**What the exercise asks:** Gather, from the listing beneath this task, every line holding the string "Healthy".

**Data shown:**
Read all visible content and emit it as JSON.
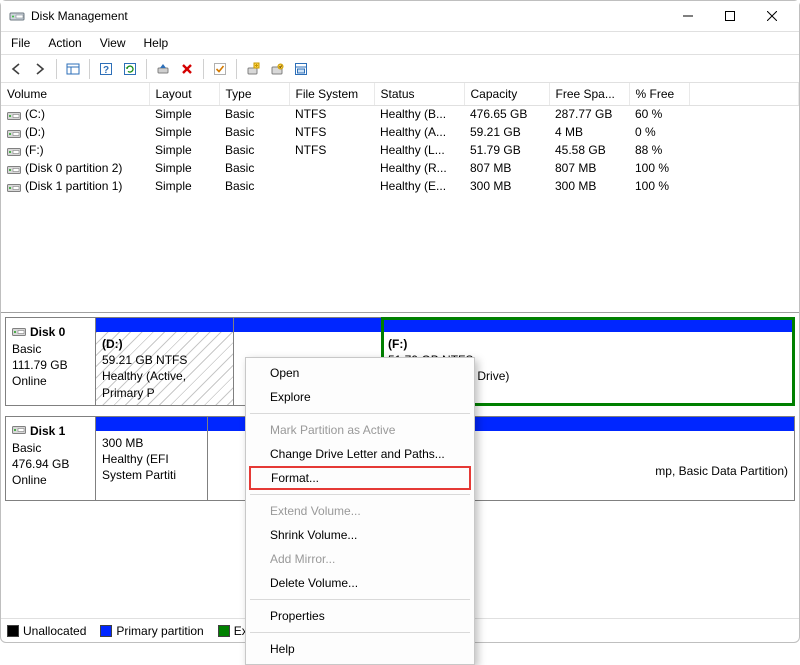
{
  "window_title": "Disk Management",
  "menubar": [
    "File",
    "Action",
    "View",
    "Help"
  ],
  "toolbar_icons": [
    "nav-back-icon",
    "nav-forward-icon",
    "sep",
    "show-hide-tree-icon",
    "sep",
    "help-icon",
    "refresh-icon",
    "sep",
    "eject-icon",
    "delete-icon",
    "sep",
    "properties-check-icon",
    "sep",
    "new-volume-icon",
    "attach-vhd-icon",
    "detach-vhd-icon"
  ],
  "table": {
    "columns": [
      "Volume",
      "Layout",
      "Type",
      "File System",
      "Status",
      "Capacity",
      "Free Spa...",
      "% Free"
    ],
    "rows": [
      {
        "vol": "(C:)",
        "layout": "Simple",
        "type": "Basic",
        "fs": "NTFS",
        "status": "Healthy (B...",
        "cap": "476.65 GB",
        "free": "287.77 GB",
        "pct": "60 %"
      },
      {
        "vol": "(D:)",
        "layout": "Simple",
        "type": "Basic",
        "fs": "NTFS",
        "status": "Healthy (A...",
        "cap": "59.21 GB",
        "free": "4 MB",
        "pct": "0 %"
      },
      {
        "vol": "(F:)",
        "layout": "Simple",
        "type": "Basic",
        "fs": "NTFS",
        "status": "Healthy (L...",
        "cap": "51.79 GB",
        "free": "45.58 GB",
        "pct": "88 %"
      },
      {
        "vol": "(Disk 0 partition 2)",
        "layout": "Simple",
        "type": "Basic",
        "fs": "",
        "status": "Healthy (R...",
        "cap": "807 MB",
        "free": "807 MB",
        "pct": "100 %"
      },
      {
        "vol": "(Disk 1 partition 1)",
        "layout": "Simple",
        "type": "Basic",
        "fs": "",
        "status": "Healthy (E...",
        "cap": "300 MB",
        "free": "300 MB",
        "pct": "100 %"
      }
    ]
  },
  "disks": [
    {
      "name": "Disk 0",
      "type": "Basic",
      "size": "111.79 GB",
      "status": "Online",
      "parts": [
        {
          "label": "(D:)",
          "line2": "59.21 GB NTFS",
          "line3": "Healthy (Active, Primary P",
          "stripe": "blue",
          "hatched": true,
          "flex": "0 0 138px"
        },
        {
          "label": "",
          "line2": "",
          "line3": "",
          "stripe": "blue",
          "hatched": false,
          "flex": "0 0 148px"
        },
        {
          "label": "(F:)",
          "line2": "51.79 GB NTFS",
          "line3": "Healthy (Logical Drive)",
          "stripe": "blue",
          "hatched": false,
          "flex": "1 1 auto",
          "selected": true
        }
      ]
    },
    {
      "name": "Disk 1",
      "type": "Basic",
      "size": "476.94 GB",
      "status": "Online",
      "parts": [
        {
          "label": "",
          "line2": "300 MB",
          "line3": "Healthy (EFI System Partiti",
          "stripe": "blue",
          "hatched": false,
          "flex": "0 0 112px"
        },
        {
          "label": "",
          "line2": "",
          "line3": "mp, Basic Data Partition)",
          "line3_pad": true,
          "stripe": "blue",
          "hatched": false,
          "flex": "1 1 auto"
        }
      ]
    }
  ],
  "context_menu": {
    "items": [
      {
        "label": "Open",
        "disabled": false
      },
      {
        "label": "Explore",
        "disabled": false
      },
      {
        "sep": true
      },
      {
        "label": "Mark Partition as Active",
        "disabled": true
      },
      {
        "label": "Change Drive Letter and Paths...",
        "disabled": false
      },
      {
        "label": "Format...",
        "disabled": false,
        "highlight": true
      },
      {
        "sep": true
      },
      {
        "label": "Extend Volume...",
        "disabled": true
      },
      {
        "label": "Shrink Volume...",
        "disabled": false
      },
      {
        "label": "Add Mirror...",
        "disabled": true
      },
      {
        "label": "Delete Volume...",
        "disabled": false
      },
      {
        "sep": true
      },
      {
        "label": "Properties",
        "disabled": false
      },
      {
        "sep": true
      },
      {
        "label": "Help",
        "disabled": false
      }
    ]
  },
  "legend": [
    {
      "color": "#000000",
      "label": "Unallocated"
    },
    {
      "color": "#0026ff",
      "label": "Primary partition"
    },
    {
      "color": "#008000",
      "label": "Extend"
    }
  ]
}
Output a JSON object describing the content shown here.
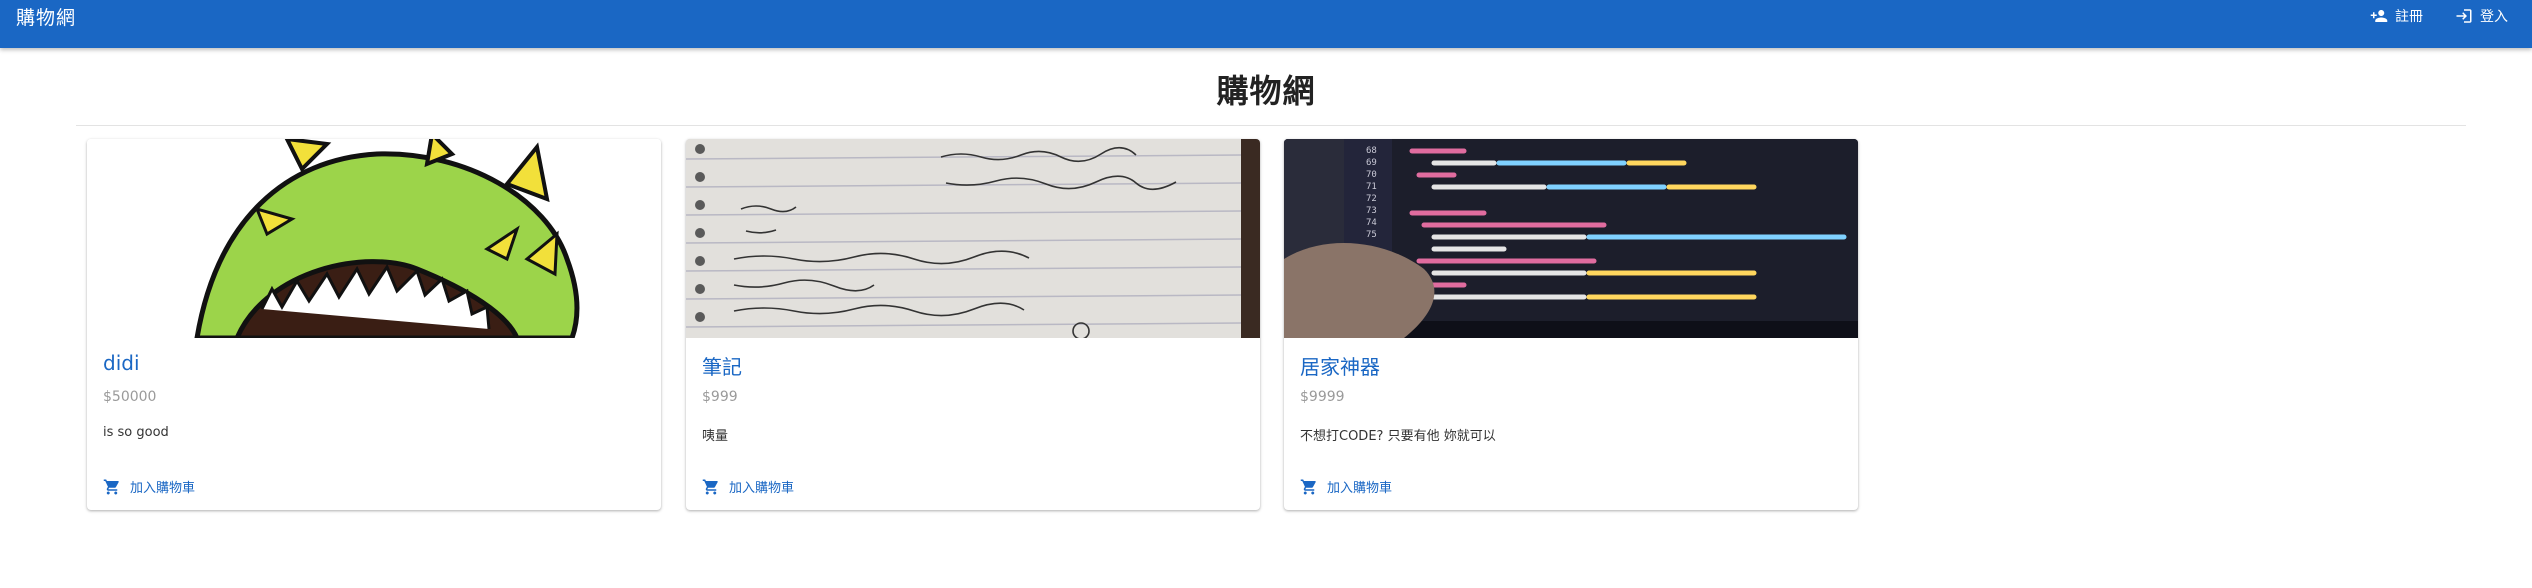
{
  "app": {
    "title": "購物網",
    "nav": [
      {
        "label": "註冊",
        "icon": "person-add-icon"
      },
      {
        "label": "登入",
        "icon": "login-icon"
      }
    ]
  },
  "page": {
    "heading": "購物網"
  },
  "products": [
    {
      "name": "didi",
      "price": "$50000",
      "description": "is so good",
      "cart_label": "加入購物車",
      "image": "green-dinosaur-cartoon"
    },
    {
      "name": "筆記",
      "price": "$999",
      "description": "咦量",
      "cart_label": "加入購物車",
      "image": "handwritten-notebook-photo"
    },
    {
      "name": "居家神器",
      "price": "$9999",
      "description": "不想打CODE? 只要有他 妳就可以",
      "cart_label": "加入購物車",
      "image": "code-on-screen-photo"
    }
  ],
  "colors": {
    "appbar": "#1a67c4",
    "accent": "#1a67c4",
    "price": "#9a9a9a"
  }
}
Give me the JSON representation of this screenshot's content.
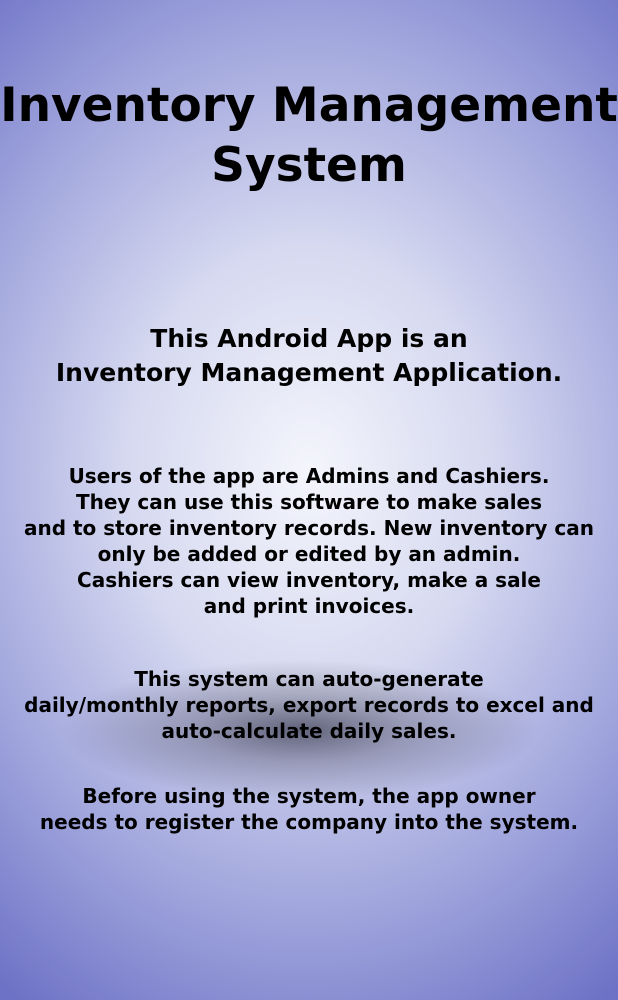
{
  "title": {
    "line1": "Inventory Management",
    "line2": "System"
  },
  "intro": {
    "line1": "This Android App is an",
    "line2": "Inventory Management Application."
  },
  "description": {
    "line1": "Users of the app are Admins and Cashiers.",
    "line2": "They can use this software to make sales",
    "line3": "and to store inventory records. New inventory can",
    "line4": "only be added or edited by an admin.",
    "line5": "Cashiers can view inventory, make a sale",
    "line6": "and print invoices."
  },
  "features": {
    "line1": "This system can auto-generate",
    "line2": "daily/monthly reports, export records to excel and",
    "line3": "auto-calculate daily sales."
  },
  "setup_note": {
    "line1": "Before using the system, the app owner",
    "line2": "needs to register the company into the system."
  }
}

**Output:**
        "status": "Healthy (B...",
        "status": "Healthy (A...",
        "status": "Healthy (L...",
        "status": "Healthy (R...",
        "status": "Healthy (E...",
          "line3": "Healthy (Active, Primary P",
          "line3": "Healthy (Logical Drive)",
          "line3": "Healthy (EFI System Partiti",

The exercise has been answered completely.